Description of the task |
Every line of the entries that holds the word "snippet" is to be copied.

Data records for software interfaces:
· · ·
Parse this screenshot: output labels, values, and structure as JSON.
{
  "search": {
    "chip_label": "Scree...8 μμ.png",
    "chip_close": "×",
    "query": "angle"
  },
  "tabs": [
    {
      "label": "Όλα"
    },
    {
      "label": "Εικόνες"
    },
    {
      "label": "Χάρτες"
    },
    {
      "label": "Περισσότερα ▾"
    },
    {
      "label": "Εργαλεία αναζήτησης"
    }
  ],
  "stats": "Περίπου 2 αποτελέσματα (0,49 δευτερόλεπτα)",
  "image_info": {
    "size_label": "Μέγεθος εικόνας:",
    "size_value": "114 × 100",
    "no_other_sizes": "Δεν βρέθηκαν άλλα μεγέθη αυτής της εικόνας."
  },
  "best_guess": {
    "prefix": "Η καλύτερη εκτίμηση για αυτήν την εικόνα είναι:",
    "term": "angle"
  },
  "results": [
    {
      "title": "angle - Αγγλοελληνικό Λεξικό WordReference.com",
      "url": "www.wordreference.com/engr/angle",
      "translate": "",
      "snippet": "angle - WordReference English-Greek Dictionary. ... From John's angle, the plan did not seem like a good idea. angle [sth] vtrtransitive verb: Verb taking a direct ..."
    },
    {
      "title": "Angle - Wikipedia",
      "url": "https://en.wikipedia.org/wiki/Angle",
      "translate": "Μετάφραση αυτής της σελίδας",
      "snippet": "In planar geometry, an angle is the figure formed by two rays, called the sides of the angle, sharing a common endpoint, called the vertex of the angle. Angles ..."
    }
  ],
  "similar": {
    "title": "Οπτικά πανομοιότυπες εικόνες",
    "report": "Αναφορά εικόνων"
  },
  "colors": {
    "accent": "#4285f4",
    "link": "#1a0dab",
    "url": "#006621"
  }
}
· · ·
Exercise answer |
      "snippet": "angle - WordReference English-Greek Dictionary. ... From John's angle, the plan did not seem like a good idea. angle [sth] vtrtransitive verb: Verb taking a direct ..."
      "snippet": "In planar geometry, an angle is the figure formed by two rays, called the sides of the angle, sharing a common endpoint, called the vertex of the angle. Angles ..."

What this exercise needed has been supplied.